Sae Ryun Ahn†¶, Ji Hyun An‡¶, Hyun Seok Song⊥, Jin Wook Park‡, Sang Hun Lee§, Jae Hyun Kim∥, Jyongsik Jang*‡, and Tai Hyun Park*†∇
† School of Chemical and Biological Engineering, Bio-MAX Institute, Seoul National University, Seoul 151-744, Republic of Korea
‡ School of Chemical and Biological Engineering, Seoul National University, Seoul 151-744, Republic of Korea
⊥ Division of Bioconvergence Analysis, Korea Basic Science Institute (KBSI), Yuseong, Daejeon 169-148, Republic of Korea
§ Department of Bioengineering, University of California, Berkeley, California 94720, United States
∥ S.LSI Material Technology Group, Device Solutions, Samsung Electronics, 1, Samsung-ro, Giheung-gu, Yongin-si, Gyeonggi-do 446-711, Korea

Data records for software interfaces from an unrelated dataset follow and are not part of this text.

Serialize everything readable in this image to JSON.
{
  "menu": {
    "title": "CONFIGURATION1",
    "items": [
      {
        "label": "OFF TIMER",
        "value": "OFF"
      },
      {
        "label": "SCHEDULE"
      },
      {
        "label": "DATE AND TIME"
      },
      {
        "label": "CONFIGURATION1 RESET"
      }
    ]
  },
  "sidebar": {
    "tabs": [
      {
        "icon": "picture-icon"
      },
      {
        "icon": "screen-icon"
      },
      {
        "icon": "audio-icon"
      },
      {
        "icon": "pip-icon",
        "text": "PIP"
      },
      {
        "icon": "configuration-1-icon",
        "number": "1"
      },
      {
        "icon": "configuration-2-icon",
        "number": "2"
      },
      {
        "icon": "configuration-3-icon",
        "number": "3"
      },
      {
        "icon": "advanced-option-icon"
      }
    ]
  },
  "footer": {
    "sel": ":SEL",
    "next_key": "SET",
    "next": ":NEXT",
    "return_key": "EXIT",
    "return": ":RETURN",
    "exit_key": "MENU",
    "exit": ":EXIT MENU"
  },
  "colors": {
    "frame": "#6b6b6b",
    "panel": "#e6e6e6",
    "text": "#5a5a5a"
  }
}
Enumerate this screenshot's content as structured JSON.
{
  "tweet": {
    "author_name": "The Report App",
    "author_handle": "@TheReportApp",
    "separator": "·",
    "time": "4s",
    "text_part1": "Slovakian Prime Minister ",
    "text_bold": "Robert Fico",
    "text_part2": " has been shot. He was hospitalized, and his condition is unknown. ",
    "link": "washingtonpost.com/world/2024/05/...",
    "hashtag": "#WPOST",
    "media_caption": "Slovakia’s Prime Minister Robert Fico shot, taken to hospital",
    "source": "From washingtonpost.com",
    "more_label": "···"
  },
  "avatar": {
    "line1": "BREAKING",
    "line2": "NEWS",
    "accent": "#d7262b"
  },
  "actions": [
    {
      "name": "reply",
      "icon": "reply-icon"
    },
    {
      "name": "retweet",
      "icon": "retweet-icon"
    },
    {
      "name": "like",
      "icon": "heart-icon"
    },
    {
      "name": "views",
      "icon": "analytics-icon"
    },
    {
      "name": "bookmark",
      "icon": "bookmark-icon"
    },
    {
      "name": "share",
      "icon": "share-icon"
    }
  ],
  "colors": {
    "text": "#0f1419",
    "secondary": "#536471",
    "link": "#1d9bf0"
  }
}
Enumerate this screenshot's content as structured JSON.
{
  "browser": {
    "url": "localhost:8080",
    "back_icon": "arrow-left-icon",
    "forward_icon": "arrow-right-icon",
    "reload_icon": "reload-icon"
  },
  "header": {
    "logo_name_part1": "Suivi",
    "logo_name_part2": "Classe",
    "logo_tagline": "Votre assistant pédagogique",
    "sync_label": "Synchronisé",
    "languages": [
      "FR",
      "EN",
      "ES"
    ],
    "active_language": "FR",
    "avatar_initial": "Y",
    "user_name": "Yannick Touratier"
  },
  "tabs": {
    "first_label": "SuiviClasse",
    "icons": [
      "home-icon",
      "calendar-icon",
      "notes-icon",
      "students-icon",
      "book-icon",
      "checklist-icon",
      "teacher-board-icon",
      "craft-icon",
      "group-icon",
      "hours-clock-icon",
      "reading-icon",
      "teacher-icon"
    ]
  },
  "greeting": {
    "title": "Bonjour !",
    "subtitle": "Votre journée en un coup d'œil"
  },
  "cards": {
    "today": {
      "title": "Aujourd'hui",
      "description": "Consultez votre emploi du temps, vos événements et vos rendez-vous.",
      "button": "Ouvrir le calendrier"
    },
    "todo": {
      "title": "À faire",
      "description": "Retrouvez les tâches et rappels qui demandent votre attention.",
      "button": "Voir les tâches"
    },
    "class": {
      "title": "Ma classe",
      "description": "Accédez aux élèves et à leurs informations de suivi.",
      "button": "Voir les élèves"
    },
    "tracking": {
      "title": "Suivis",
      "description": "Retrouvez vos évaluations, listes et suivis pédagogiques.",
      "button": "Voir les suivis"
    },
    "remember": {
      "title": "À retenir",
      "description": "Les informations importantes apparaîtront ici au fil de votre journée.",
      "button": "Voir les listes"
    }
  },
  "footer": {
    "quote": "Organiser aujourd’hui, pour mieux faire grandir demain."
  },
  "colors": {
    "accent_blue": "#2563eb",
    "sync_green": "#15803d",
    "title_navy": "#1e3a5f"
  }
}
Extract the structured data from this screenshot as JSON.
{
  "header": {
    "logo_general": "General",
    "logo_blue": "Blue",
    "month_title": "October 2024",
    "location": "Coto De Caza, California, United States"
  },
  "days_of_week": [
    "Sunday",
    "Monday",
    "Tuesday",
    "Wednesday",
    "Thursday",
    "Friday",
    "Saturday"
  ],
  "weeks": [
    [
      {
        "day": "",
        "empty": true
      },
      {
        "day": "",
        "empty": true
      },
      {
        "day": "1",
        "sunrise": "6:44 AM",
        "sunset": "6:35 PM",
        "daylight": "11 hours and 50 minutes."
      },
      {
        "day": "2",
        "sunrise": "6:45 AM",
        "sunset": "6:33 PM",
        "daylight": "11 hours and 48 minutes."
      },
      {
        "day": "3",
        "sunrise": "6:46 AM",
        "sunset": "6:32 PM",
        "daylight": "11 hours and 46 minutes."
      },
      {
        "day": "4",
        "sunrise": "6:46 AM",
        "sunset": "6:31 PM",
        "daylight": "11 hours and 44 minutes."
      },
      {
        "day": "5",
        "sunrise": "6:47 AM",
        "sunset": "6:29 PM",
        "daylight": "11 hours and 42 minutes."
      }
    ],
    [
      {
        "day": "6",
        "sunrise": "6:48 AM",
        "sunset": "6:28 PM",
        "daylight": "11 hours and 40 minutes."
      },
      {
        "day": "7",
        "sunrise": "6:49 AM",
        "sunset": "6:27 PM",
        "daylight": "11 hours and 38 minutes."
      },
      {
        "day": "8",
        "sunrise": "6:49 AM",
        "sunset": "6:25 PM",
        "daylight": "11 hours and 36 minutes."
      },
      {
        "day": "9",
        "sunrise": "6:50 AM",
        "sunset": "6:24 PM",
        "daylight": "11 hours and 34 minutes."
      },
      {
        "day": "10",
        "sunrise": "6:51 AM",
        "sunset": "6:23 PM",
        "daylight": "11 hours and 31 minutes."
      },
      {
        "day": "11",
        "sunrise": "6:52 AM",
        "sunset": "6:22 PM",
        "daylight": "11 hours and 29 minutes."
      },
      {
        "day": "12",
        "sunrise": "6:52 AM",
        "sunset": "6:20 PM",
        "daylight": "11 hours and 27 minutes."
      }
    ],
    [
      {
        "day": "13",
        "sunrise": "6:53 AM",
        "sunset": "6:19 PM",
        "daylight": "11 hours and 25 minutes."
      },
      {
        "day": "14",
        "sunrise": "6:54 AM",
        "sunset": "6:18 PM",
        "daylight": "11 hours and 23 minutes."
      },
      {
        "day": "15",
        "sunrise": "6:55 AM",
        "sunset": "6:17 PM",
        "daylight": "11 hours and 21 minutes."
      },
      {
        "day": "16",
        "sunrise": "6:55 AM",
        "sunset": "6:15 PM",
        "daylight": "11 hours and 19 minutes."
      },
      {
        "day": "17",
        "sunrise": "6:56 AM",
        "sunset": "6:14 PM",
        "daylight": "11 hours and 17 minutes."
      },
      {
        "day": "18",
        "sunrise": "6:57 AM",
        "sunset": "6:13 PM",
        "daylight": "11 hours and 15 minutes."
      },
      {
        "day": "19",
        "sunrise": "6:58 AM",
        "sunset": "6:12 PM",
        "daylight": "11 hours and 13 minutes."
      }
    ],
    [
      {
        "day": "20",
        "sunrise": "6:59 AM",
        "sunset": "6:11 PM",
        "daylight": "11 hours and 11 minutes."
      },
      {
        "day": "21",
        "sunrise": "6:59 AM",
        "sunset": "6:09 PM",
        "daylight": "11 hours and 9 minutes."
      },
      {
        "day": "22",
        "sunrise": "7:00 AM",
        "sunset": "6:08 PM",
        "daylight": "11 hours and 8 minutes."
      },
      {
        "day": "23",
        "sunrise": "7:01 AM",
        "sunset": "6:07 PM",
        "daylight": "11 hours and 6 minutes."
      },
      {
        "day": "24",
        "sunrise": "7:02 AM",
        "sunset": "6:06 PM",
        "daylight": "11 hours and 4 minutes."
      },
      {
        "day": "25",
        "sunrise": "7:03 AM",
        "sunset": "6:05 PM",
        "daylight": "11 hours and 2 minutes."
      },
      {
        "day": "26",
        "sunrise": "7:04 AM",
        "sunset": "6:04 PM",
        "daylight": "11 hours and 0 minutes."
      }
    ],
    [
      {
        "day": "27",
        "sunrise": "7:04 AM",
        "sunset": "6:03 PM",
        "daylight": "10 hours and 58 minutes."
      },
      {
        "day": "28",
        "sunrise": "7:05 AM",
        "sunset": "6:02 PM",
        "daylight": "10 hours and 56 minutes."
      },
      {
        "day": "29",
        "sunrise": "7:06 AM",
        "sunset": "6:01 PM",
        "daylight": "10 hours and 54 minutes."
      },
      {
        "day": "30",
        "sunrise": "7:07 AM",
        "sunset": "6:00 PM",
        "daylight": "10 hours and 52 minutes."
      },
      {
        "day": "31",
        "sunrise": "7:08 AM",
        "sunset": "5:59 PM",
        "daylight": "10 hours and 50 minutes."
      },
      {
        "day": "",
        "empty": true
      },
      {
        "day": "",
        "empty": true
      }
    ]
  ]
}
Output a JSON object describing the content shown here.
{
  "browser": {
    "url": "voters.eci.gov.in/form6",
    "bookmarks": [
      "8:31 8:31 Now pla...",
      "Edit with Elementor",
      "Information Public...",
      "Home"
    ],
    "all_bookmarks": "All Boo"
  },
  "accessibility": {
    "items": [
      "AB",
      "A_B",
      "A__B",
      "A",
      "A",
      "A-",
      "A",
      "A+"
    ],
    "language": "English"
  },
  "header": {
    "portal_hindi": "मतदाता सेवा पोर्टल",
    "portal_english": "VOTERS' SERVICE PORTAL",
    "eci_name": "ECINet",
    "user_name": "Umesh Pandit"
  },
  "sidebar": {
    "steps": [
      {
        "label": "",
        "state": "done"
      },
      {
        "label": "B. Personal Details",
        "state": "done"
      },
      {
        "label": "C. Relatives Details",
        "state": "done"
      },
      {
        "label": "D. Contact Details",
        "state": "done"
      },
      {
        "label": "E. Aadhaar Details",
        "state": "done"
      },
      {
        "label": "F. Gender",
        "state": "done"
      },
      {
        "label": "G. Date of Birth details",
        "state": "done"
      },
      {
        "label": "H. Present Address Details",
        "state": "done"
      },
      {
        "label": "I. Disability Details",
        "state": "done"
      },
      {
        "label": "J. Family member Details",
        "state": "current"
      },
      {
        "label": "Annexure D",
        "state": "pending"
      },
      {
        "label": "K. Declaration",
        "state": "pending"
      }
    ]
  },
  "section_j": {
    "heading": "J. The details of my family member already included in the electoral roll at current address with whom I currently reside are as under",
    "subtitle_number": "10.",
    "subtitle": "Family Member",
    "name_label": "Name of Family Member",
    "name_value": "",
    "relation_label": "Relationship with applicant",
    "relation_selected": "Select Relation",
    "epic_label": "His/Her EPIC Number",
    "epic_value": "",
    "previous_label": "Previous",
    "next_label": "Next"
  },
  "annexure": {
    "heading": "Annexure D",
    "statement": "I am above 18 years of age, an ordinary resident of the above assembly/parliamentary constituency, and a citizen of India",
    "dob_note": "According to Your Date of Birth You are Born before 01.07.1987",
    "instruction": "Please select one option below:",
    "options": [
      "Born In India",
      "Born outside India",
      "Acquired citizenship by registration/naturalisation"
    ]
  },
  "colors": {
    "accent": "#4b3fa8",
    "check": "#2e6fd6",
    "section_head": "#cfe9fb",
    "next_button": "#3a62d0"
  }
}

∇ Advanced Institutes of Convergence Technology, Suwon, Gyeonggi-do 443-270, Republic of Korea
¶S.R.A. and J.H.A. contributed equally to this study.
For several decades, significant efforts have been made in developing artificial taste sensors to recognize the five basic tastes. So far, the well-established taste sensor is an E-tongue, which is constructed with polymer and lipid membranes. However, the previous artificial taste sensors have limitations in various food, beverage, and cosmetic industries because of their failure to mimic human taste reception. There are many interactions between tastants. Therefore, detecting the interactions in a multiplexing system is required. Herein, we developed a duplex bioelectronic tongue (DBT) based on graphene field-effect transistors that were functionalized with heterodimeric human umami taste and sweet taste receptor nanovesicles. Two types of nanovesicles, which have human T1R1/T1R3 for the umami taste and human T1R2/T1R3 for the sweet taste on their membranes, immobilized on micropatterned graphene surfaces were used for the simultaneous detection of the umami and sweet tastants. The DBT platform led to highly sensitive and selective recognition of target tastants at low concentrations (ca. 100 nM). Moreover, our DBT was able to detect the enhancing effect of taste enhancers as in a human taste sensory system. This technique can be a useful tool for the detection of tastes instead of sensory evaluation and development of new artificial tastants in the food and beverage industry.
Keywords: bioelectronic tongue; duplex taste sensor; field-effect transistor (FET); G-protein coupled receptor (GPCR); graphene; nanovesicle; taste receptor